Only proceed with the next step (the restore of Windows 2000) when the backup utility can see the tape drive.
Warning: Be aware that a full restore should only be done onto a machine with the same hardware. Differences in some peripherals (e.g. different types of SCSI cards/drivers) may make the restored system unbootable on a different machine. If you find that the machine will not start (blue screen or hangs) after doing a restore then reload Windows 2000 and consider only restoring the individual files that you require.
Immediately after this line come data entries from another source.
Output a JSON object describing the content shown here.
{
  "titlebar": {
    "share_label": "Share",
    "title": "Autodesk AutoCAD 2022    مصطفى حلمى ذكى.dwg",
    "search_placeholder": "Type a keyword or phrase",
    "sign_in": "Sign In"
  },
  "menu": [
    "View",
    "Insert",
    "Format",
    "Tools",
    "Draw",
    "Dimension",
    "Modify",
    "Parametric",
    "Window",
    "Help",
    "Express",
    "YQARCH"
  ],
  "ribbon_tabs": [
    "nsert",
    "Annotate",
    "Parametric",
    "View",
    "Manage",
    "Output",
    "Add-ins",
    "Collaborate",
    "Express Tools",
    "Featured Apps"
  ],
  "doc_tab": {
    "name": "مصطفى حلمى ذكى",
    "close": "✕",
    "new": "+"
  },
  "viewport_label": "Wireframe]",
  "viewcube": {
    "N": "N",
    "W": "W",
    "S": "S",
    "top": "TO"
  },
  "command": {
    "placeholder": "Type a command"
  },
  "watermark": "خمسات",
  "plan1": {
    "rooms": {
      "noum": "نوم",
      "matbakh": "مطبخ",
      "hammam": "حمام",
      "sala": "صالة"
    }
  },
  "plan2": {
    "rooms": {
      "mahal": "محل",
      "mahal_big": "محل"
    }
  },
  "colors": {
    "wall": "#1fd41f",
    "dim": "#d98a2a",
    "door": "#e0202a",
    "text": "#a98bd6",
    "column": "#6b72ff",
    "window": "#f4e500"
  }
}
This does not affect SQL Server (although drives designations must be the same).
If the active directory service is running (it will not be if Windows 2000 has been freshly installed) then:
The above can be ignored if the active directory has not yet been installed.
Note: If there are any drives other than the C drive then ensure that these have been partitioned and formatted.
To perform the restore:
When the restore is complete (and the system rebooted) all files, accounts, applications, names and other settings should be back to their original state at the time of the backup. The Windows 2000 component of the restore is now complete.
Note: If you get the following error from SQL Server when logging on after rebooting:
then most probably you did not reset the restore options to always replace files. See step 2 above and repeat the restore.
The MASTER database only needs to be rebuilt if it is missing or totally corrupt. If the MASTER database exists then skip to the next step of restoring it. If restoring onto a clean system then this step is required.
This will reset the MASTER, MODEL and MSDB databases to their original status when SQL Server was first installed. Typically this will be with a blank password for the 'sa' account. You can now restart the server or manually restart the SQL Server service.
If the rebuild ends with the error:
Then delete all the files in the 'data' directory and try again. (You
may be able to get away with just deleting '
The MASTER database can only be restored when the database is in single-user mode. To place it in single user mode:
To restore the MASTER database from the backup use the following script (run in SQL Server Query Analyzer):
Note: While SQL Server is in single user mode you should still be able to connect from SQL Server Query Analyzer if you connect using the "sa" account.
The above assumes that the file number is 3 for the MASTER database. If unsure on the file number then the list of file numbers can be found by issuing the command:
the two fields to look at in the result set are the '
Once the MASTER database has been restored (the restore will have caused the database to be shutdown) start the database by issuing the following command at the command line:
Remember that the password for the 'sa' account will now be what it was at the time of the original backup.
Each of the databases can now be restored:
I would recommend completing the restore process by rebooting the server, this will ensure that any other processes which rely on the database should start normally.
These notes have been tested against SQL Server 2000 running under Windows 2000. These notes are provided as is, to assist with the development of backup and restore scripts and procedures. Be sure to test the backup and restore of any system. No guarantee stated or implied.
About the author: Brian Cryer is a dedicated software developer and webmaster. For his day job he develops websites and desktop applications as well as providing IT services. He moonlights as a technical author and consultant.